[The task]:
Please restate every line below exactly, without any pictures.

[Page and application data records]

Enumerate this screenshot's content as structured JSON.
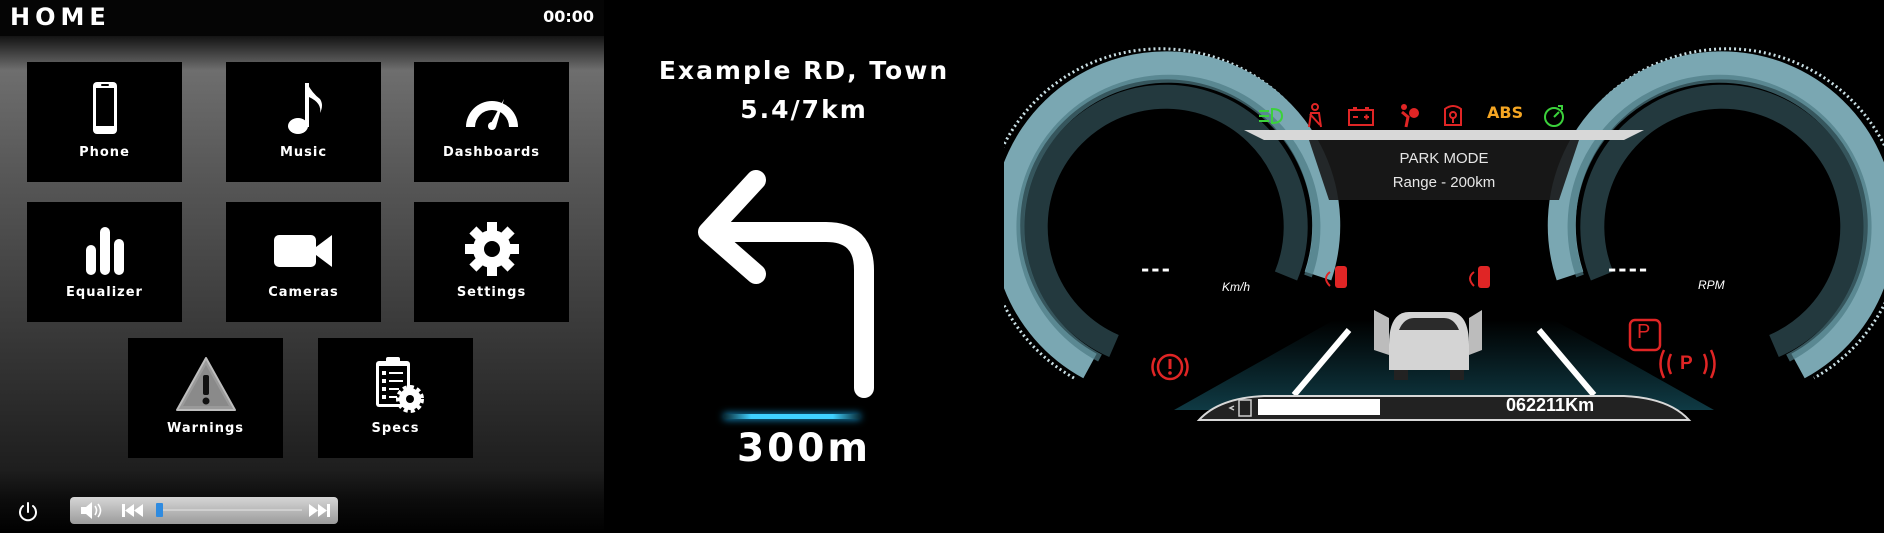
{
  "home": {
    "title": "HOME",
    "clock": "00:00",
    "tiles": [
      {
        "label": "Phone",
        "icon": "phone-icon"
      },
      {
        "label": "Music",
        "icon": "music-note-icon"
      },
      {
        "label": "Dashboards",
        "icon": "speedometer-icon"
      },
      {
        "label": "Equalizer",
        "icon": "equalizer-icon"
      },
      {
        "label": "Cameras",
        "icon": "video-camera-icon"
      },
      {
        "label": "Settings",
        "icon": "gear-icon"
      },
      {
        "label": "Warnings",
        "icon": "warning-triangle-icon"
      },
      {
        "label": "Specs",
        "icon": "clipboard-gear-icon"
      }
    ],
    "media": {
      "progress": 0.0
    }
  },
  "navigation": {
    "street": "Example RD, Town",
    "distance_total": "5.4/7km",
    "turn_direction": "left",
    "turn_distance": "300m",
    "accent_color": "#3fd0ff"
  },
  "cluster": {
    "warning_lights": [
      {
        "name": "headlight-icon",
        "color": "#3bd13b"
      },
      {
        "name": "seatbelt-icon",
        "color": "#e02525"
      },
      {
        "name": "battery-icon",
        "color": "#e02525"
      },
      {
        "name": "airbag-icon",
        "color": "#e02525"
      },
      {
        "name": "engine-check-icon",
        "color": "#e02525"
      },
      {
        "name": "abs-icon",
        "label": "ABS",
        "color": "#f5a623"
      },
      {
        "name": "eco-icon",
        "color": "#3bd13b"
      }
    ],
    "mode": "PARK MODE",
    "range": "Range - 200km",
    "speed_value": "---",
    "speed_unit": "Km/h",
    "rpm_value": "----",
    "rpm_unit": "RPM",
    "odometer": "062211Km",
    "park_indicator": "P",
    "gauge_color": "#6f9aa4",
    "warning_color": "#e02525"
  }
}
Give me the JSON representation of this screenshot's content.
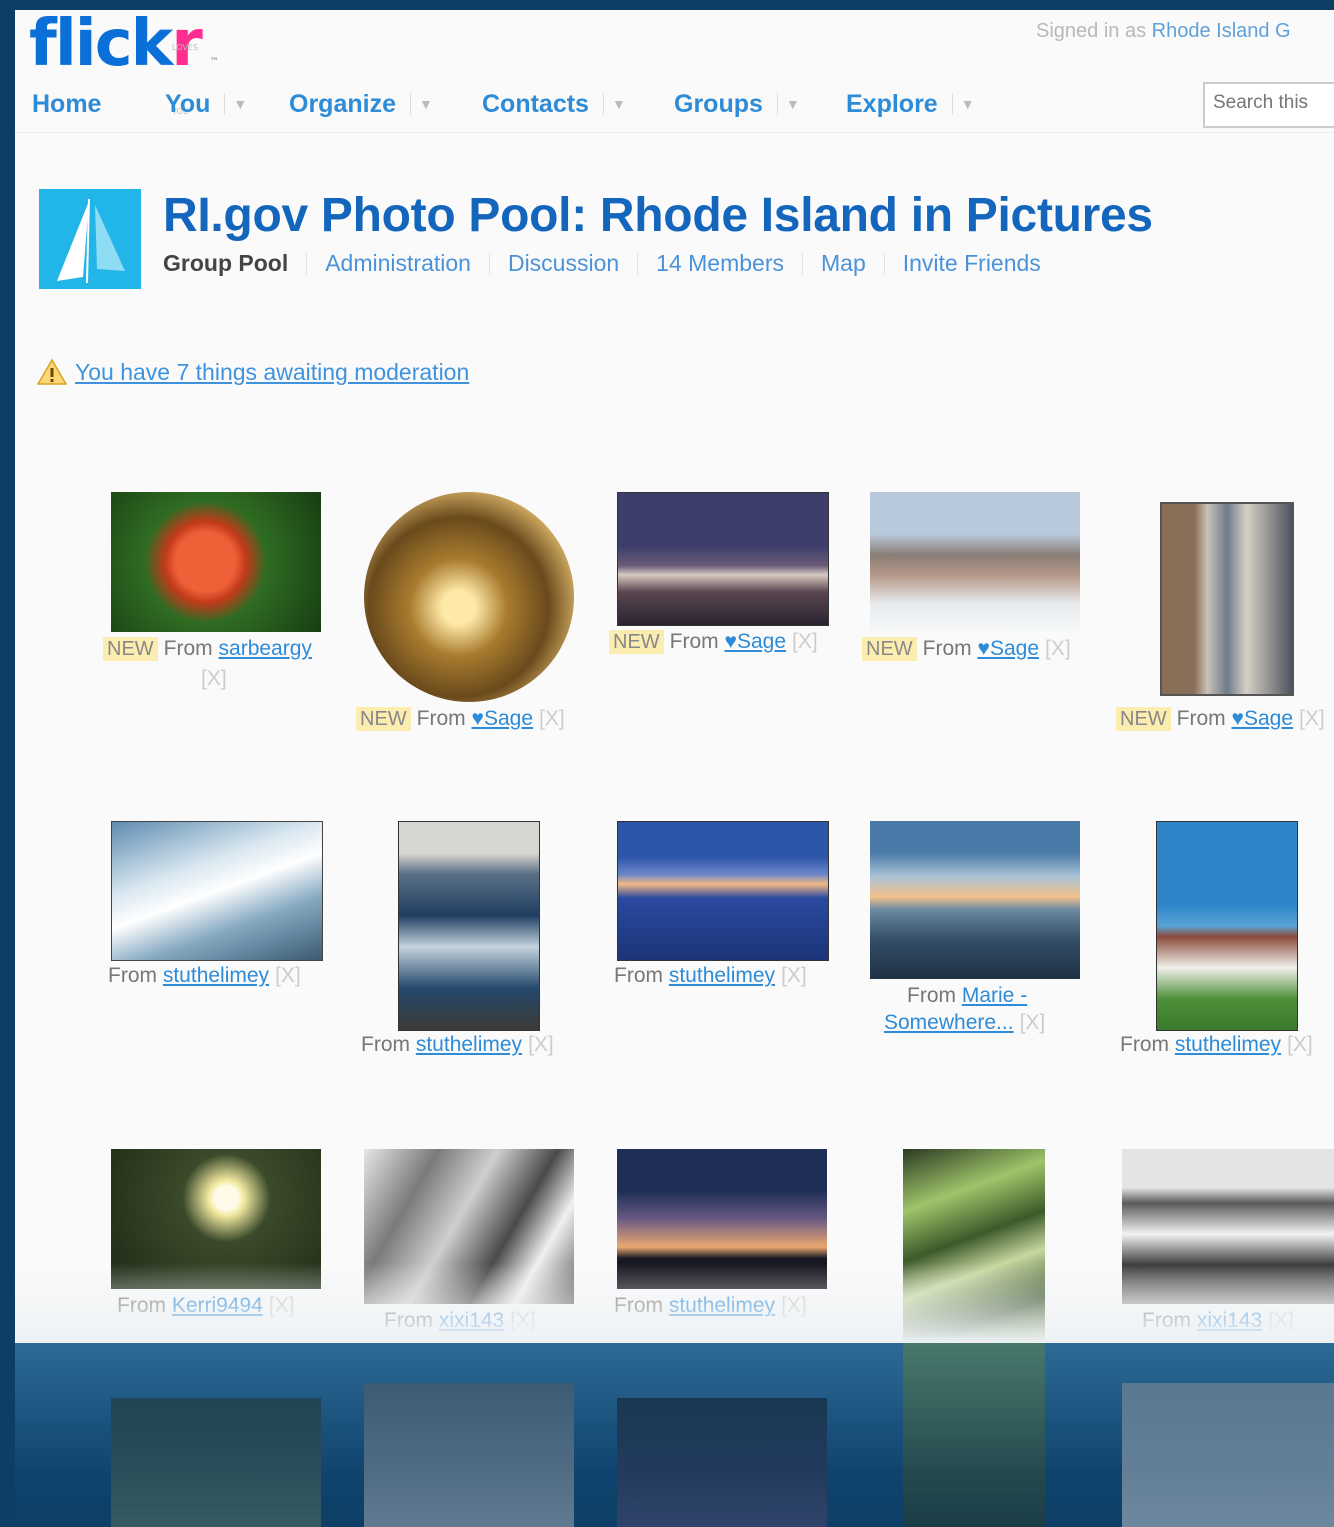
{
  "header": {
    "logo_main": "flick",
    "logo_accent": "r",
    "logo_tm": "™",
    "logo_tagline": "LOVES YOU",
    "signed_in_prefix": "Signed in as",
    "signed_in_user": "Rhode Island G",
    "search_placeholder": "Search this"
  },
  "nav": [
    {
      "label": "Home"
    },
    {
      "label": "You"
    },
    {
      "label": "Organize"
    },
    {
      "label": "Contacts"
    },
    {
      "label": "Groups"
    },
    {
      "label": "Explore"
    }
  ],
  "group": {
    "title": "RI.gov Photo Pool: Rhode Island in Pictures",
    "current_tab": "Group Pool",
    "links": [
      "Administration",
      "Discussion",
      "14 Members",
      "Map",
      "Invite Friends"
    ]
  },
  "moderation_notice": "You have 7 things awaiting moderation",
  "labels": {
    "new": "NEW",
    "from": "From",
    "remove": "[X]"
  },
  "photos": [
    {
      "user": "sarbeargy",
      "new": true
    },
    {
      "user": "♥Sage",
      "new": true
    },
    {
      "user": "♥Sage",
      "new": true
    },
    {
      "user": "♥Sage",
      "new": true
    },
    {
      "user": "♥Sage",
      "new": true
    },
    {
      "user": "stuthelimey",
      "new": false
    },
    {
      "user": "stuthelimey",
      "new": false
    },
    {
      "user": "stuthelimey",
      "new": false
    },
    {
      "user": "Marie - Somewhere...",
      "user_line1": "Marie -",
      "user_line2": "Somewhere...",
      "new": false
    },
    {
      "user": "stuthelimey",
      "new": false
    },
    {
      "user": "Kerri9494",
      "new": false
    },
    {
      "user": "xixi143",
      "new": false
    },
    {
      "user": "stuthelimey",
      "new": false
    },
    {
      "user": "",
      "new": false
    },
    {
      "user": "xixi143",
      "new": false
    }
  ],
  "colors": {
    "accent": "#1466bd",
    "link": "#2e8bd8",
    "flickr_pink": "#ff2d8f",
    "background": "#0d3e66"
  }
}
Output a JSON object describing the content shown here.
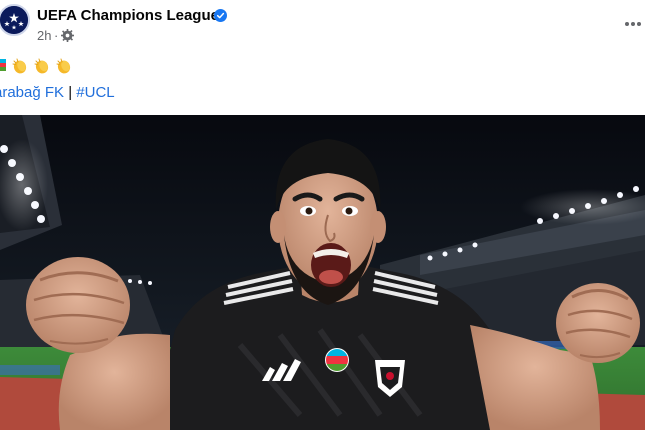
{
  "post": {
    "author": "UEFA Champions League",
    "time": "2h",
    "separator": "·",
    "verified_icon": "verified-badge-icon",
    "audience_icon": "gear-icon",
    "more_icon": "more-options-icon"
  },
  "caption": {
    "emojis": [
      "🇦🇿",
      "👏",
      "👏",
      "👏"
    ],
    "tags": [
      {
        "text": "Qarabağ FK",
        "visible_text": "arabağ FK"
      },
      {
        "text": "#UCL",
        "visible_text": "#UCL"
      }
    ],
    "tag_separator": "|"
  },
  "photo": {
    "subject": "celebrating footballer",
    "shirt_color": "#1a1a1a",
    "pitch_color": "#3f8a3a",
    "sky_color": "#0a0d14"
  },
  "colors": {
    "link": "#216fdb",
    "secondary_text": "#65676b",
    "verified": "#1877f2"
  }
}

[Answer space]:
Enumerate this screenshot's content as structured JSON.
{
  "home": {
    "title": "HOME",
    "clock": "00:00",
    "tiles": [
      {
        "label": "Phone",
        "icon": "phone-icon"
      },
      {
        "label": "Music",
        "icon": "music-note-icon"
      },
      {
        "label": "Dashboards",
        "icon": "speedometer-icon"
      },
      {
        "label": "Equalizer",
        "icon": "equalizer-icon"
      },
      {
        "label": "Cameras",
        "icon": "video-camera-icon"
      },
      {
        "label": "Settings",
        "icon": "gear-icon"
      },
      {
        "label": "Warnings",
        "icon": "warning-triangle-icon"
      },
      {
        "label": "Specs",
        "icon": "clipboard-gear-icon"
      }
    ],
    "media": {
      "progress": 0.0
    }
  },
  "navigation": {
    "street": "Example RD, Town",
    "distance_total": "5.4/7km",
    "turn_direction": "left",
    "turn_distance": "300m",
    "accent_color": "#3fd0ff"
  },
  "cluster": {
    "warning_lights": [
      {
        "name": "headlight-icon",
        "color": "#3bd13b"
      },
      {
        "name": "seatbelt-icon",
        "color": "#e02525"
      },
      {
        "name": "battery-icon",
        "color": "#e02525"
      },
      {
        "name": "airbag-icon",
        "color": "#e02525"
      },
      {
        "name": "engine-check-icon",
        "color": "#e02525"
      },
      {
        "name": "abs-icon",
        "label": "ABS",
        "color": "#f5a623"
      },
      {
        "name": "eco-icon",
        "color": "#3bd13b"
      }
    ],
    "mode": "PARK MODE",
    "range": "Range - 200km",
    "speed_value": "---",
    "speed_unit": "Km/h",
    "rpm_value": "----",
    "rpm_unit": "RPM",
    "odometer": "062211Km",
    "park_indicator": "P",
    "gauge_color": "#6f9aa4",
    "warning_color": "#e02525"
  }
}
Give me the JSON representation of this screenshot's content.
{
  "header": {
    "logo_main": "flick",
    "logo_accent": "r",
    "logo_tm": "™",
    "logo_tagline": "LOVES YOU",
    "signed_in_prefix": "Signed in as",
    "signed_in_user": "Rhode Island G",
    "search_placeholder": "Search this"
  },
  "nav": [
    {
      "label": "Home"
    },
    {
      "label": "You"
    },
    {
      "label": "Organize"
    },
    {
      "label": "Contacts"
    },
    {
      "label": "Groups"
    },
    {
      "label": "Explore"
    }
  ],
  "group": {
    "title": "RI.gov Photo Pool: Rhode Island in Pictures",
    "current_tab": "Group Pool",
    "links": [
      "Administration",
      "Discussion",
      "14 Members",
      "Map",
      "Invite Friends"
    ]
  },
  "moderation_notice": "You have 7 things awaiting moderation",
  "labels": {
    "new": "NEW",
    "from": "From",
    "remove": "[X]"
  },
  "photos": [
    {
      "user": "sarbeargy",
      "new": true
    },
    {
      "user": "♥Sage",
      "new": true
    },
    {
      "user": "♥Sage",
      "new": true
    },
    {
      "user": "♥Sage",
      "new": true
    },
    {
      "user": "♥Sage",
      "new": true
    },
    {
      "user": "stuthelimey",
      "new": false
    },
    {
      "user": "stuthelimey",
      "new": false
    },
    {
      "user": "stuthelimey",
      "new": false
    },
    {
      "user": "Marie - Somewhere...",
      "user_line1": "Marie -",
      "user_line2": "Somewhere...",
      "new": false
    },
    {
      "user": "stuthelimey",
      "new": false
    },
    {
      "user": "Kerri9494",
      "new": false
    },
    {
      "user": "xixi143",
      "new": false
    },
    {
      "user": "stuthelimey",
      "new": false
    },
    {
      "user": "",
      "new": false
    },
    {
      "user": "xixi143",
      "new": false
    }
  ],
  "colors": {
    "accent": "#1466bd",
    "link": "#2e8bd8",
    "flickr_pink": "#ff2d8f",
    "background": "#0d3e66"
  }
}
Output a JSON object describing the content shown here.
{
  "post": {
    "author": "UEFA Champions League",
    "time": "2h",
    "separator": "·",
    "verified_icon": "verified-badge-icon",
    "audience_icon": "gear-icon",
    "more_icon": "more-options-icon"
  },
  "caption": {
    "emojis": [
      "🇦🇿",
      "👏",
      "👏",
      "👏"
    ],
    "tags": [
      {
        "text": "Qarabağ FK",
        "visible_text": "arabağ FK"
      },
      {
        "text": "#UCL",
        "visible_text": "#UCL"
      }
    ],
    "tag_separator": "|"
  },
  "photo": {
    "subject": "celebrating footballer",
    "shirt_color": "#1a1a1a",
    "pitch_color": "#3f8a3a",
    "sky_color": "#0a0d14"
  },
  "colors": {
    "link": "#216fdb",
    "secondary_text": "#65676b",
    "verified": "#1877f2"
  }
}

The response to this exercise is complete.